I am a final year sports biomechanics PhD student and ISEA granted me a £500 student engagement award which helped me to travel to Auckland, New Zealand to present at the International Society of Biomechanics in Sports Conference 2018. I was shortlisted for the New Investigator Award and as such had to present in the main lecture hall to a panel of judges. This was a great experience for me to showcase my research and get feedback from other sports biomechanics researchers.
There were some very thought provoking and engaging keynote presentations, in particular Sophia Nymphius from Edith Cowan University who presented ‘re-evaluating what the know about female athletes in biomechanics research: across the continuum from capacity to skill.’ The main idea of her talk was that most of the mechanical gender differences found by numerous studies can be traced back to strength or training experience, and in papers where these have been normalised or matched, often there are no mechanical differences between men and women. There were some interesting presentations on Artificial Intelligence and machine learning and their applications to biomechanics. These methods have the potential to allow collection of more and detailed biomechanical data in-situ and in a much larger capture volume than with traditional marker-based systems. This is particularly relevant to my research as we try to move to more field-based measurement of biomechanical variables, and my presentation highlighted that we need to measure biomechanics of sporting movement in a representative environment.

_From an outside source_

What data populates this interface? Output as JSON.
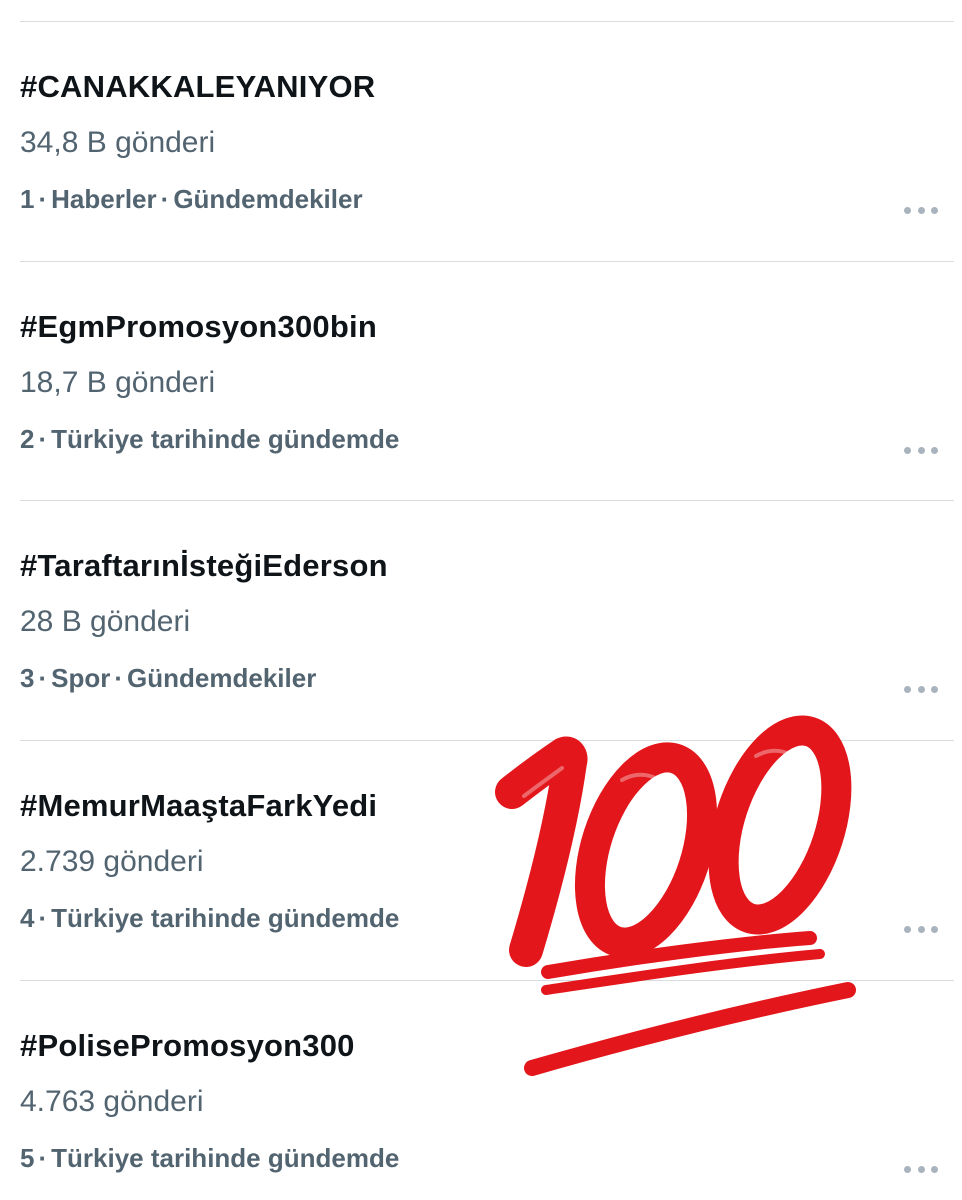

While attending the conference I was able me to network with biomechanics researchers from around the world. We had a visit to AUT Millennium which is a high-performance centre and where sports science research and applied support to the NZ team is undertaken. We had some practical demonstrations of the equipment at the centre.
I would like to thank the ISEA for awarding me this grant, as the experience was very valuable in my progression as a researcher and to my PhD.